For example,  a young, just married couple are moving into an apartment complex on their college campus after the honeymoon.  They originally wanted a simple, inexpensive, one-bedroom apartment, that was big enough to hold their joint belongings that would be expanding greatly with all the wedding gifts.   They were disappointed when all the one-bedrooms apartments were taken.   They were eventually offered two choices.  The first choice was a simple, inexpensive two-bedroom, one-level apartment, which was only slightly more expensive than the one bedroom they were initially seeking.  The second choice  was a new, modern, two bedroom, split level apartment with a loft/study.   It was 35%e more expensive.  They couldn't decide which of the two offers to pick.  Very wisely, they selected a default option which was the least expensive of the two.  It satisfied their original need, provided more room than a one-bedroom apartment, and was only slightly more expensive.   They would think about whether they were willing to pay extra for the more modern, slightly larger apartment.      Thus, they were able to concentrate on planning their wedding, not having to worry about the apartment until the commitment date arrived.  As a post script,  when the time came to make a decision, they still couldn't decide between the two options, so they just went with the default decision.   They never felt pressured nor did they anguish over the decision.  Having a default option gives you peace of mind in knowing that indecision would not spoil the decision that must be made. 

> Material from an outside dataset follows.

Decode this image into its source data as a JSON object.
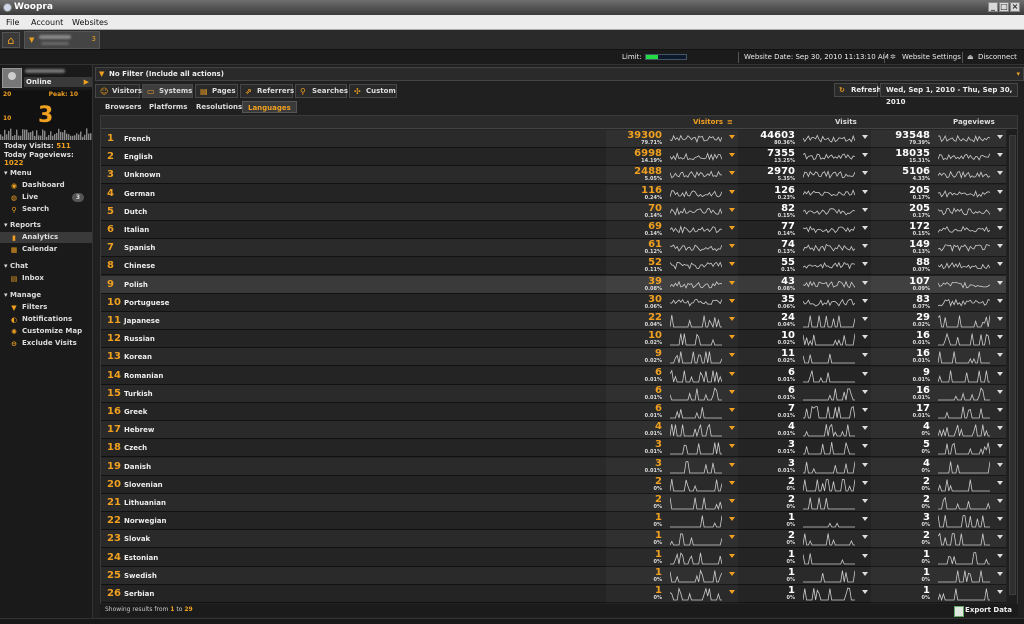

So, rule number one in decision making is always have a default decision in your hip pocket, even before you start deliberating.  If an obviously better alternative cannot be found,  then rely on the default decision.   Still, if the decision is an important one, having a default decision doesn't mean that you can ignore the work that should be done in finding an even better choice.  Thus, by definition, a better choice is simply one that is better than the default decision...not better over all.  If you do find a better alternative, then it becomes your new default decision.  Keep up this process of finding successive improvements to the default option until time runs out.  When you finally are forced to make a choice, you choose the best alternative that you have identified to date.   Often, the choice will be the default option.     So, make sure the default option is a good one. 


Website last updated on 10/19/08
Copyright 2005 Charles W. Sooter.  All rights reserved.